Exercise directions – For the data below, tally how many lines contain "灵山家园网" and answer only with that tally.

The records –
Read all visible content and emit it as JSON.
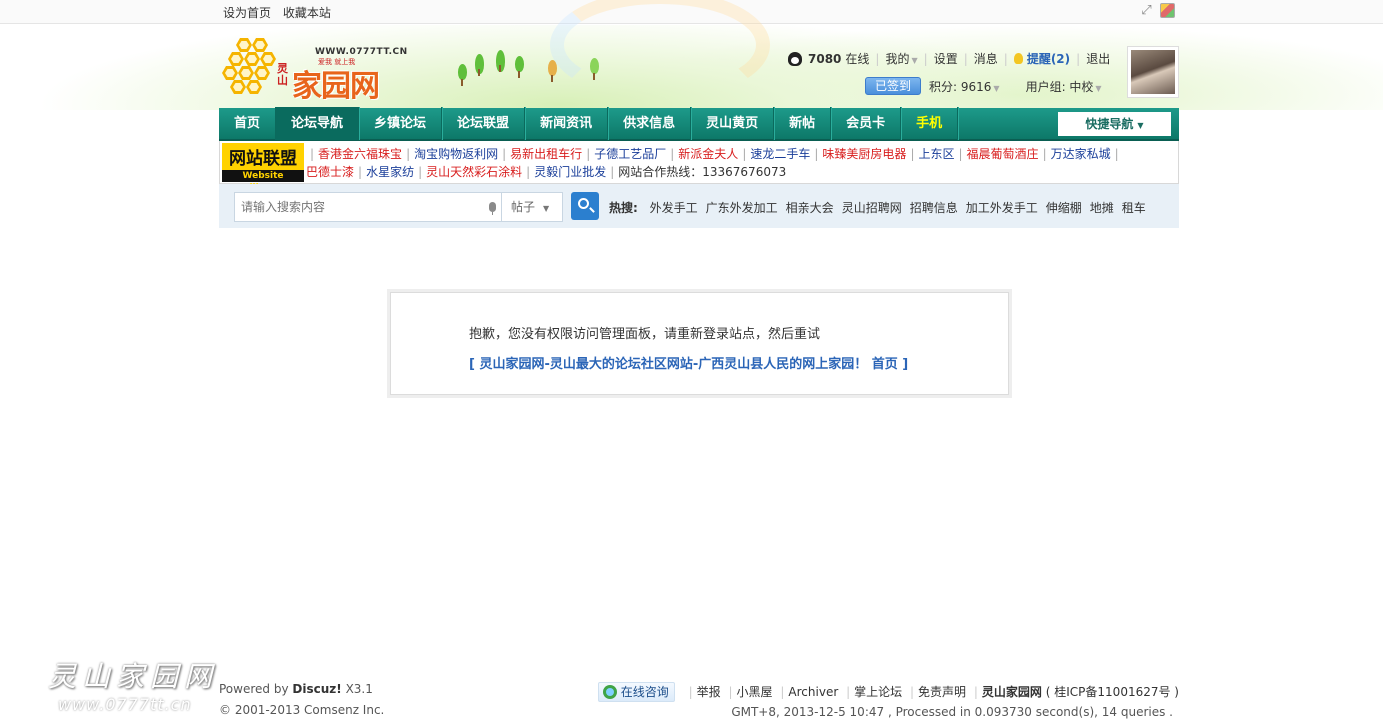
{
  "toptb": {
    "links": [
      "设为首页",
      "收藏本站"
    ]
  },
  "logo": {
    "url": "WWW.0777TT.CN",
    "slogan": "爱我 就上我",
    "region": "灵山",
    "name": "家园网"
  },
  "user": {
    "online_count": "7080",
    "online_label": "在线",
    "menu": [
      "我的",
      "设置",
      "消息"
    ],
    "remind": "提醒(2)",
    "logout": "退出",
    "signed": "已签到",
    "points": "积分: 9616",
    "group": "用户组: 中校"
  },
  "nav": {
    "items": [
      "首页",
      "论坛导航",
      "乡镇论坛",
      "论坛联盟",
      "新闻资讯",
      "供求信息",
      "灵山黄页",
      "新帖",
      "会员卡",
      "手机"
    ],
    "quick": "快捷导航"
  },
  "alliance": {
    "badge_cn": "网站联盟",
    "badge_en": "Website alliance",
    "links": [
      {
        "text": "香港金六福珠宝",
        "color": "red"
      },
      {
        "text": "淘宝购物返利网",
        "color": "blue"
      },
      {
        "text": "易新出租车行",
        "color": "red"
      },
      {
        "text": "子德工艺品厂",
        "color": "blue"
      },
      {
        "text": "新派金夫人",
        "color": "red"
      },
      {
        "text": "速龙二手车",
        "color": "blue"
      },
      {
        "text": "味臻美厨房电器",
        "color": "red"
      },
      {
        "text": "上东区",
        "color": "blue"
      },
      {
        "text": "福晨葡萄酒庄",
        "color": "red"
      },
      {
        "text": "万达家私城",
        "color": "blue"
      },
      {
        "text": "巴德士漆",
        "color": "red"
      },
      {
        "text": "水星家纺",
        "color": "blue"
      },
      {
        "text": "灵山天然彩石涂料",
        "color": "red"
      },
      {
        "text": "灵毅门业批发",
        "color": "blue"
      },
      {
        "text": "网站合作热线：13367676073",
        "color": "grey"
      }
    ]
  },
  "search": {
    "placeholder": "请输入搜索内容",
    "type": "帖子",
    "hot_label": "热搜:",
    "hot": [
      "外发手工",
      "广东外发加工",
      "相亲大会",
      "灵山招聘网",
      "招聘信息",
      "加工外发手工",
      "伸缩棚",
      "地摊",
      "租车"
    ]
  },
  "message": {
    "text": "抱歉，您没有权限访问管理面板，请重新登录站点，然后重试",
    "back_link": "[ 灵山家园网-灵山最大的论坛社区网站-广西灵山县人民的网上家园！ 首页 ]"
  },
  "watermark": {
    "title": "灵山家园网",
    "url": "www.0777tt.cn"
  },
  "footer": {
    "powered_prefix": "Powered by",
    "powered_name": "Discuz!",
    "powered_version": "X3.1",
    "copyright": "© 2001-2013 Comsenz Inc.",
    "consult": "在线咨询",
    "links": [
      "举报",
      "小黑屋",
      "Archiver",
      "掌上论坛",
      "免责声明"
    ],
    "site_name": "灵山家园网",
    "icp": "( 桂ICP备11001627号 )",
    "processed": "GMT+8, 2013-12-5 10:47 , Processed in 0.093730 second(s), 14 queries ."
  },
  "colors": {
    "nav_bg": "#138a7a",
    "link_blue": "#2b65b7",
    "alliance_red": "#d81e1e",
    "alliance_blue": "#1b3f9a",
    "badge_yellow": "#ffd200"
  }
}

Reply – 3